An English-language monograph on the history of the Holy Crown of Hungary and the Hungarian coronations

As part of the academic work of the “Momentum” Holy Crown Research Group, a detailed monograph in English on the history of the Holy Crown and Hungarian coronations written by the renowned (and, sadly, recently deceased) professor of medieval studies János M. Bak, together with Research Professor at the Institute of History Research Centre for the Humanities and leader of the Research Team Géza Pálffy, has just been published.

2020. november 9.

The book of János M. Bak and Géza Pálffy represents the first international summary work on the topic ever published. The cover of the volume, entitled Crown and Coronation in Hungary 1000–1916 A.D., may be viewed here with preliminary pages viewable here.

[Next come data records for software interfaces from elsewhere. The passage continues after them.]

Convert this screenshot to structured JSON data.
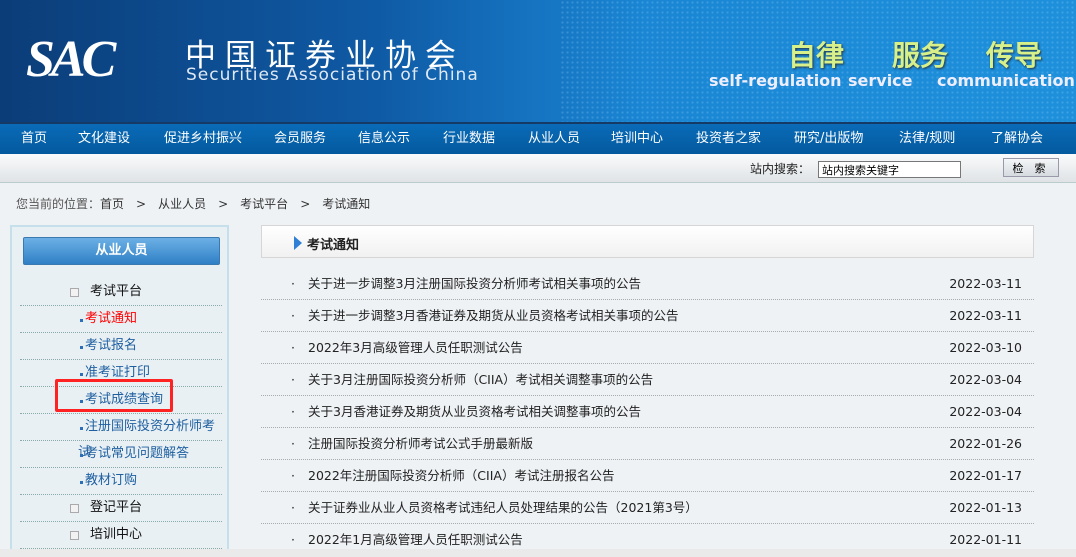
{
  "header": {
    "logo": "SAC",
    "title_cn": "中国证券业协会",
    "title_en": "Securities Association of China",
    "slogans": [
      {
        "cn": "自律",
        "en": "self-regulation"
      },
      {
        "cn": "服务",
        "en": "service"
      },
      {
        "cn": "传导",
        "en": "communication"
      }
    ]
  },
  "nav": [
    "首页",
    "文化建设",
    "促进乡村振兴",
    "会员服务",
    "信息公示",
    "行业数据",
    "从业人员",
    "培训中心",
    "投资者之家",
    "研究/出版物",
    "法律/规则",
    "了解协会"
  ],
  "search": {
    "label": "站内搜索：",
    "placeholder": "站内搜索关键字",
    "button": "检 索"
  },
  "breadcrumb": {
    "prefix": "您当前的位置：",
    "items": [
      "首页",
      "从业人员",
      "考试平台",
      "考试通知"
    ],
    "separator": ">"
  },
  "sidebar": {
    "title": "从业人员",
    "items": [
      {
        "label": "考试平台",
        "type": "group",
        "toggle": "⊟"
      },
      {
        "label": "考试通知",
        "type": "sub",
        "active": true
      },
      {
        "label": "考试报名",
        "type": "sub"
      },
      {
        "label": "准考证打印",
        "type": "sub"
      },
      {
        "label": "考试成绩查询",
        "type": "sub",
        "highlighted": true
      },
      {
        "label": "注册国际投资分析师考试",
        "type": "sub"
      },
      {
        "label": "考试常见问题解答",
        "type": "sub"
      },
      {
        "label": "教材订购",
        "type": "sub"
      },
      {
        "label": "登记平台",
        "type": "group",
        "toggle": "⊞"
      },
      {
        "label": "培训中心",
        "type": "group",
        "toggle": "⊟"
      }
    ]
  },
  "main": {
    "title": "考试通知",
    "bullet": "·",
    "items": [
      {
        "title": "关于进一步调整3月注册国际投资分析师考试相关事项的公告",
        "date": "2022-03-11"
      },
      {
        "title": "关于进一步调整3月香港证券及期货从业员资格考试相关事项的公告",
        "date": "2022-03-11"
      },
      {
        "title": "2022年3月高级管理人员任职测试公告",
        "date": "2022-03-10"
      },
      {
        "title": "关于3月注册国际投资分析师（CIIA）考试相关调整事项的公告",
        "date": "2022-03-04"
      },
      {
        "title": "关于3月香港证券及期货从业员资格考试相关调整事项的公告",
        "date": "2022-03-04"
      },
      {
        "title": "注册国际投资分析师考试公式手册最新版",
        "date": "2022-01-26"
      },
      {
        "title": "2022年注册国际投资分析师（CIIA）考试注册报名公告",
        "date": "2022-01-17"
      },
      {
        "title": "关于证券业从业人员资格考试违纪人员处理结果的公告（2021第3号）",
        "date": "2022-01-13"
      },
      {
        "title": "2022年1月高级管理人员任职测试公告",
        "date": "2022-01-11"
      }
    ]
  },
  "colors": {
    "nav": "#0a64ac",
    "active": "#ff0000",
    "link": "#1f5fa0",
    "highlight": "#ff2222"
  }
}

As with several other publications of the “Momentum” Research Group, this latest volume has been released as a joint publication of the and the Institute of History and Hungarian National Museum, trusted guardian for this day of the Hungarian Coronation Mantle. The 264-page volume, illustrated with more than 100 colour figures, contains the most recent research on the origin and the adventure-filled history of the Holy Crown and the coronations of Hungarian kings and queens from St Stephen (1000–38) up to the reign of Charles IV (1916–18). The scholarly but popular monograph starts with the history of succession to the Hungarian throne, discusses the locations and dates of the various inaugurations and their ecclesiastical and secular ceremonies, as well as the main protagonists involved, and finally presents the coronation insignia, tracking in detail the vicissitudes of the Holy Crown from the Middle Ages to the twenty century, building, in part, on the research team’s own Hungarian-language collection of studies, now in its second edition. In contrast to previous treatments of the subject, besides the classic coronation insignia, this volume also pays particular attention to the often overlooked ecclesiastical and occasional paraphernalia of ceremonies (crosses, flags, batons, coins, etc.), linking these to the research team’s other recently published monographs and catalogues on the topic.

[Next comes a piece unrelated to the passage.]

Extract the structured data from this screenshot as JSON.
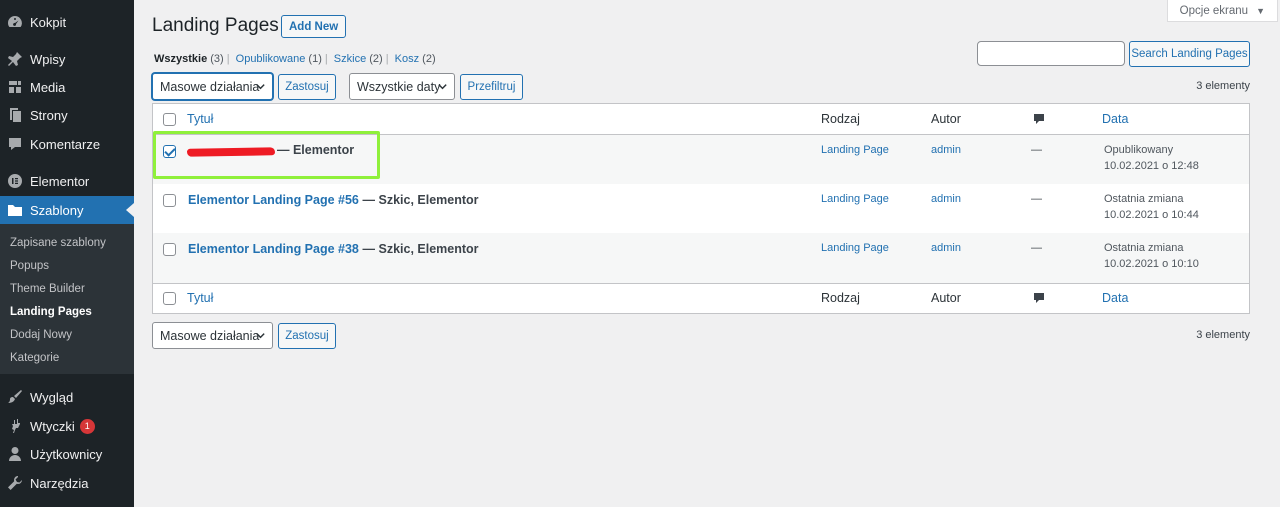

The authors address an intelligent lay readership, but believe that foreign historians, art historians and university students will also peruse the volume with profit. No similar overview of all aspects of the subject has hitherto been published in English, as the English-language volumes of Éva Kovács and Zsuzsa Lovag (1988) and Endre Tóth and Károly Szelényi (1996) focused primarily on the coronation insignia themselves and on their relationship to the history of art. Past scholars have been studying Hungarian national jewels for several centuries, and building on these studies, János M. Bak and Géza Pálffy now share the research findings of the past quarter century with an international readership. The beautiful design and layout of the A/5 hardcover publication is a product of the exceptional work of Judit Borbély and Krisztina Bertók of Budapest.

The price of the volume is HUF 4,000, or EUR 15, if bought through international distributors. It can be purchased or ordered from the Institute of History Research Centre for the Humanities, (Budapest, H-1097 Tóth Kálmán u. 4, B 4/44; tel.: 00 36 1 224 67 00/4624, ext. 4626; email: bardi [dot] erzsebet [at] btk [dot] mta [dot] hu; terjesztes [at] btk [dot] mta [dot] hu), or from Hungarian and foreign distributors.